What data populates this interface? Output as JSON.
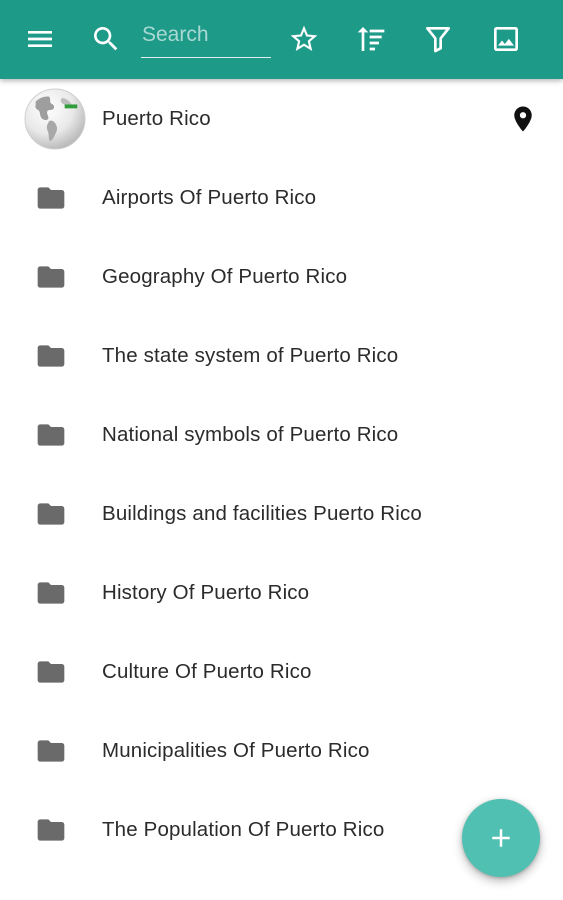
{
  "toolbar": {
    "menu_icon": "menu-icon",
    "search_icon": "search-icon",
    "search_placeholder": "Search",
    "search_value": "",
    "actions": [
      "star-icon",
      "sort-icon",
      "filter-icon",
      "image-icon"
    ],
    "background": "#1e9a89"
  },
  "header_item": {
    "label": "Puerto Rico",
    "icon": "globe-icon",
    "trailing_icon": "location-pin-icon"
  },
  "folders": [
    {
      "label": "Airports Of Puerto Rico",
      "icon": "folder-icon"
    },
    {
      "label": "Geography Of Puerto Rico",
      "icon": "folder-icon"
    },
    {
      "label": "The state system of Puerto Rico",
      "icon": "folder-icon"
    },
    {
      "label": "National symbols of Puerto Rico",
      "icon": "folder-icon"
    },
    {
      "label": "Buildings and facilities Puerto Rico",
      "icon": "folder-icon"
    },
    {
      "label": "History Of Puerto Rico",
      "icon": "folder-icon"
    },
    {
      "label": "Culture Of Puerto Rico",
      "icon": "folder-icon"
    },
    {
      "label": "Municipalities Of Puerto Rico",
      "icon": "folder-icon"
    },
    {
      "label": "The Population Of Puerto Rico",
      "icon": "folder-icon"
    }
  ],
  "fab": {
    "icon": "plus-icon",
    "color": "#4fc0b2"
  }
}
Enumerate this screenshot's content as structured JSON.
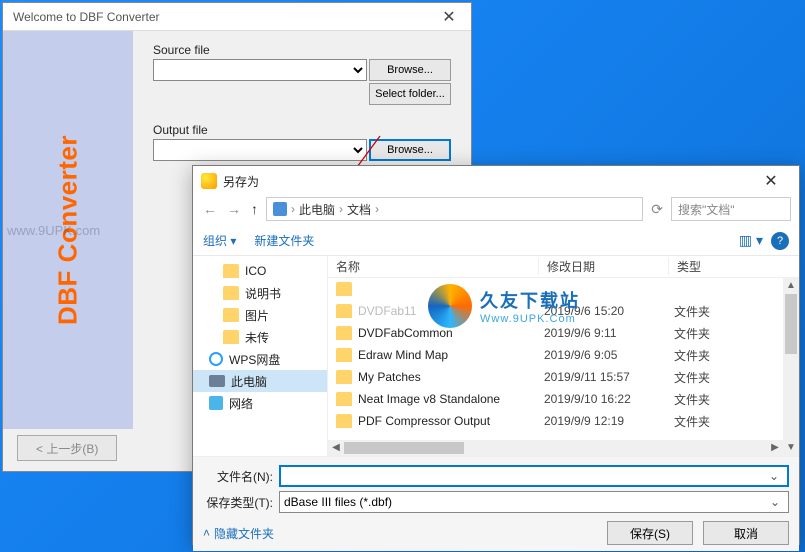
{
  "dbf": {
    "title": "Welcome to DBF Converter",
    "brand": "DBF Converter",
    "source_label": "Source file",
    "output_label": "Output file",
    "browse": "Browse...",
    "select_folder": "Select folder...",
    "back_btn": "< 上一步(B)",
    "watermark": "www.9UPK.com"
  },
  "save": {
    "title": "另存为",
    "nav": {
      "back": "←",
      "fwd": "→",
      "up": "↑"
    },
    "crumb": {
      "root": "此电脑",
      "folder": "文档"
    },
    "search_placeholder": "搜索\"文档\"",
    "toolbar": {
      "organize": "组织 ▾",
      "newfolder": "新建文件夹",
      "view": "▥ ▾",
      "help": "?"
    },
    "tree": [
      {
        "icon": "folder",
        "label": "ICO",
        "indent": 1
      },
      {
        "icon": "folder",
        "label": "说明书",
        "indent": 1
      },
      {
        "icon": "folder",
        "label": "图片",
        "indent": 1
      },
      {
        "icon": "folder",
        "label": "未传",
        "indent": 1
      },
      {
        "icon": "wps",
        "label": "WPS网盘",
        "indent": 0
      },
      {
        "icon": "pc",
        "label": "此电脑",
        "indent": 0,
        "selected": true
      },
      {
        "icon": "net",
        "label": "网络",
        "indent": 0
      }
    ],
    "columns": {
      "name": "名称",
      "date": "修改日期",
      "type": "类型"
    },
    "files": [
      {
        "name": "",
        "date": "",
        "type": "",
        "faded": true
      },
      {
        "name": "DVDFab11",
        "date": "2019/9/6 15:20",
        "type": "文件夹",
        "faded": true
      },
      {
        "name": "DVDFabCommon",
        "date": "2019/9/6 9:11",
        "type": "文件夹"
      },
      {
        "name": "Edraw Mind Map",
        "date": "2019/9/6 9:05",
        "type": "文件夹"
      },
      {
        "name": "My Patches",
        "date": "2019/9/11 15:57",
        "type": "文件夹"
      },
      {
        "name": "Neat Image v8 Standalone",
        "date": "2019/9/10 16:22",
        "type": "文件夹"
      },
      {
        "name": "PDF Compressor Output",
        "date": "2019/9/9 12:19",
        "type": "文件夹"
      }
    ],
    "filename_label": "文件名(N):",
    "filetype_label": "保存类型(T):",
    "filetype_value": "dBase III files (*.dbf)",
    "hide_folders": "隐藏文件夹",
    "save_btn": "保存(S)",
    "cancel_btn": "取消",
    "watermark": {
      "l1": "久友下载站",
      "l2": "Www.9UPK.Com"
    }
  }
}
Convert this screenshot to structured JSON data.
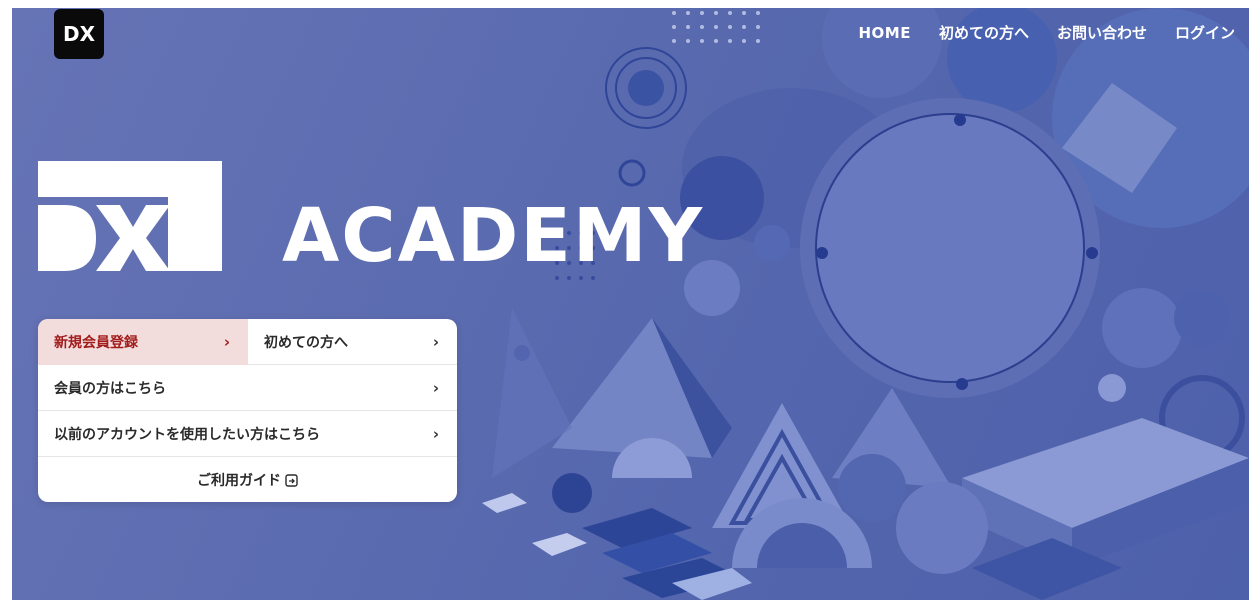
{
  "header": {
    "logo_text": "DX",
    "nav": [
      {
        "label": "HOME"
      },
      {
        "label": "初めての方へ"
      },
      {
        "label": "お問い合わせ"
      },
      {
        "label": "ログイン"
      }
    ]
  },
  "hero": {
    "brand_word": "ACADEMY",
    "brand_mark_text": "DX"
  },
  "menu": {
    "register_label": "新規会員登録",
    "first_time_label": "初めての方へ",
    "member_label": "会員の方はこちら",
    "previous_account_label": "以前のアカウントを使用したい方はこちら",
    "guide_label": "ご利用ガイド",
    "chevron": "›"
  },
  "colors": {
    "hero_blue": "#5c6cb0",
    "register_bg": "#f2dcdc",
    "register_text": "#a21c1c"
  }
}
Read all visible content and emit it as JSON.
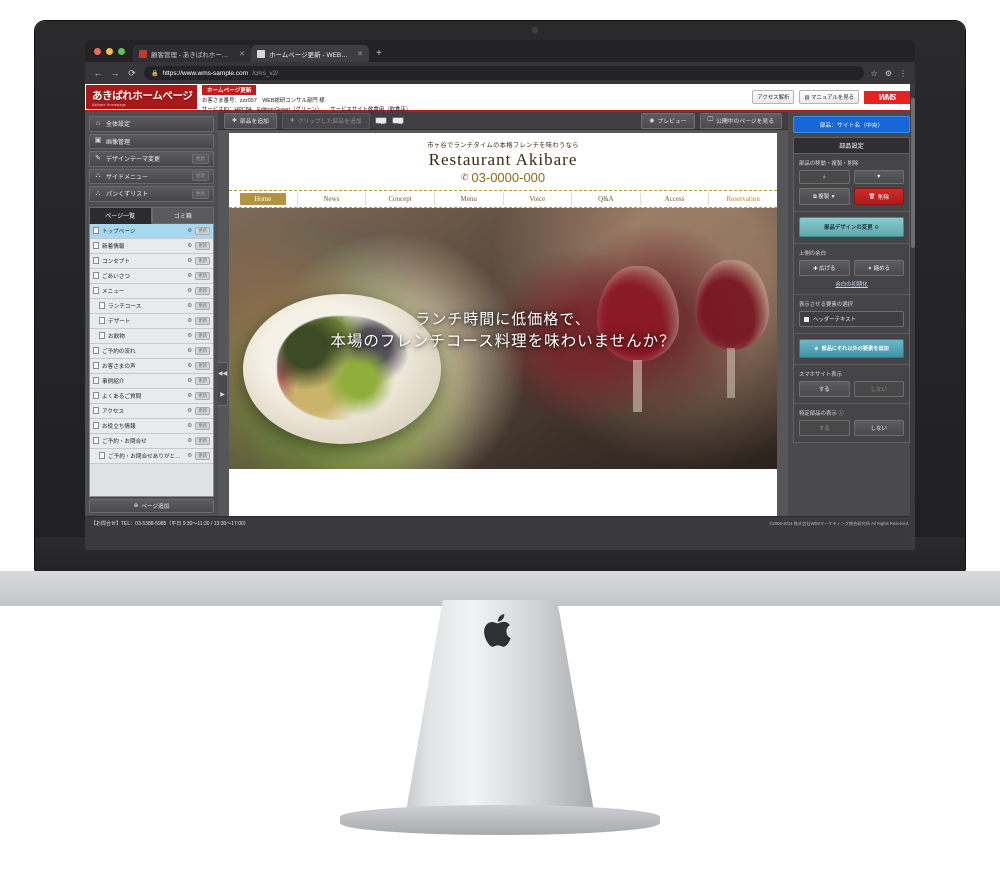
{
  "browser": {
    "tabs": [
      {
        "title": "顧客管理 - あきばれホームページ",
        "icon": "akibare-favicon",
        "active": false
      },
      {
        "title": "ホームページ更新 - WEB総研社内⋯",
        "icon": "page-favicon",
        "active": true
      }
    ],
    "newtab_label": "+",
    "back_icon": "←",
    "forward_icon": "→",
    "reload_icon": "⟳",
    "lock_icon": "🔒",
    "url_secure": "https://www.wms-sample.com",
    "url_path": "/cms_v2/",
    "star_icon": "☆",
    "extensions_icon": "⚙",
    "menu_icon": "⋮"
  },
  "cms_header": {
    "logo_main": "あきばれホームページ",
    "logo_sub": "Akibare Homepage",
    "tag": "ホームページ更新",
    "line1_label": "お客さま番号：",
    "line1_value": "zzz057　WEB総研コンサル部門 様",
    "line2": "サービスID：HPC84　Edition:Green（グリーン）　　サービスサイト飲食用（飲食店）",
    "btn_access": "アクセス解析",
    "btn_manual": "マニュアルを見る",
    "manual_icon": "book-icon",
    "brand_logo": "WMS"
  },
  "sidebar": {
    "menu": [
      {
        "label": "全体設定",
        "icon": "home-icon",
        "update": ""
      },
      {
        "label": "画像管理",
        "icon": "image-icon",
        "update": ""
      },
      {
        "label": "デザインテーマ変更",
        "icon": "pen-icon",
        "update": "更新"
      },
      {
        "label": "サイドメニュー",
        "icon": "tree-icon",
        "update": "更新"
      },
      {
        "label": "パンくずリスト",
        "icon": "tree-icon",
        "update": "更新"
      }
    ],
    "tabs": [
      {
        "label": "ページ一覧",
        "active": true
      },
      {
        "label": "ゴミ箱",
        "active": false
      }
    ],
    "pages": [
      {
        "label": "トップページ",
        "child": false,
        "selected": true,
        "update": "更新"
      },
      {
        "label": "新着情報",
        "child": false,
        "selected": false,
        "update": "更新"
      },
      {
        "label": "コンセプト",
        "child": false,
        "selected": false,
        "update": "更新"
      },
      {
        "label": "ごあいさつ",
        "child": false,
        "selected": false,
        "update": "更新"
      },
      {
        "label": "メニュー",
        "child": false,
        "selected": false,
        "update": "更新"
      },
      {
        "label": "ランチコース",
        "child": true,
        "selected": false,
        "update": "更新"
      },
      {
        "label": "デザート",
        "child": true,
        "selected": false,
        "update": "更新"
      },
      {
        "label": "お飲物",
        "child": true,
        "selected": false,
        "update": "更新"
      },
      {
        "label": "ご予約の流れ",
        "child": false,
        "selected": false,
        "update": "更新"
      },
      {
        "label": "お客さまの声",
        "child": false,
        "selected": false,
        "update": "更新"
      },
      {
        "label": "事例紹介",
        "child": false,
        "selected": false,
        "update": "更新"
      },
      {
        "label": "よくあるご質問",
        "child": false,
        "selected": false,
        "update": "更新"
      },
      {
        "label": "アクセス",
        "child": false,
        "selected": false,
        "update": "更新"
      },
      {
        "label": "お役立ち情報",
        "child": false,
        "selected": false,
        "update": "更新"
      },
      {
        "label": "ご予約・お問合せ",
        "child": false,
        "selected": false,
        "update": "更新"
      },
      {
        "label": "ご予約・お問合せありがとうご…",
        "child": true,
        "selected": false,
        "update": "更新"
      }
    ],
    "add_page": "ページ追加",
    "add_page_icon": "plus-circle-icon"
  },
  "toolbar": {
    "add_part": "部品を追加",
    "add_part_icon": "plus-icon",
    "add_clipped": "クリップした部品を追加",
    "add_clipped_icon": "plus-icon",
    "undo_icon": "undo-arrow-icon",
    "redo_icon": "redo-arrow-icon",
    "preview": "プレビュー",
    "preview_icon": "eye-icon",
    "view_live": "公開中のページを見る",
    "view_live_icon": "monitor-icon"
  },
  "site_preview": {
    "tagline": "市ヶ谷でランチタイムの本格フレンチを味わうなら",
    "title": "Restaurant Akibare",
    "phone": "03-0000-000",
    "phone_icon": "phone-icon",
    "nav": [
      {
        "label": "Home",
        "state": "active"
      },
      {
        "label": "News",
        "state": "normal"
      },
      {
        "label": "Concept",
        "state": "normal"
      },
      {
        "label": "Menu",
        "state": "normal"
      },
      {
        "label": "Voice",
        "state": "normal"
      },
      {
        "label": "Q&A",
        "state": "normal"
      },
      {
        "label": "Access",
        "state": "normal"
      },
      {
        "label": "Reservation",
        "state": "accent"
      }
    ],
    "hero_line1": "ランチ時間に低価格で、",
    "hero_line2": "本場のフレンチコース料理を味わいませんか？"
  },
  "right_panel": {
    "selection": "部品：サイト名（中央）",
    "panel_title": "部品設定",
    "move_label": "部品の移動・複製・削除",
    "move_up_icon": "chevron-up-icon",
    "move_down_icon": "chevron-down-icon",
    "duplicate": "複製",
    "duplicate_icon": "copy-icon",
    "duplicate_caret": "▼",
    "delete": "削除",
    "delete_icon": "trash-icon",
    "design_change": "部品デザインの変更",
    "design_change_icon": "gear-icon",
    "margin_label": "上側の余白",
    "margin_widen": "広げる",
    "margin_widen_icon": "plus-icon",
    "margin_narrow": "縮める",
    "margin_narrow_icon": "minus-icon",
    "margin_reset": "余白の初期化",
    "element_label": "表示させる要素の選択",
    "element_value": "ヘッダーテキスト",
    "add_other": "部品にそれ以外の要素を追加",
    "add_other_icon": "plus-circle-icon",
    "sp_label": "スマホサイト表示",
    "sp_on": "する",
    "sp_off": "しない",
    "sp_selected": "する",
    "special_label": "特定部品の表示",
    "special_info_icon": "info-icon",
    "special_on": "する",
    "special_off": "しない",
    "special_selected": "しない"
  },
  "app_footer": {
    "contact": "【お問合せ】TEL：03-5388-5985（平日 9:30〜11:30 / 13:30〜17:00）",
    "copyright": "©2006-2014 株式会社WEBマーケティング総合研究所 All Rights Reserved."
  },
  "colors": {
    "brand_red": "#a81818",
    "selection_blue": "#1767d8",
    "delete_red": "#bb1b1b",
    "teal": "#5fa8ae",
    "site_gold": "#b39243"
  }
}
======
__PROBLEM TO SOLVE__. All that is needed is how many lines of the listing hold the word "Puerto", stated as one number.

__PROBLEM SOLUTION__. 10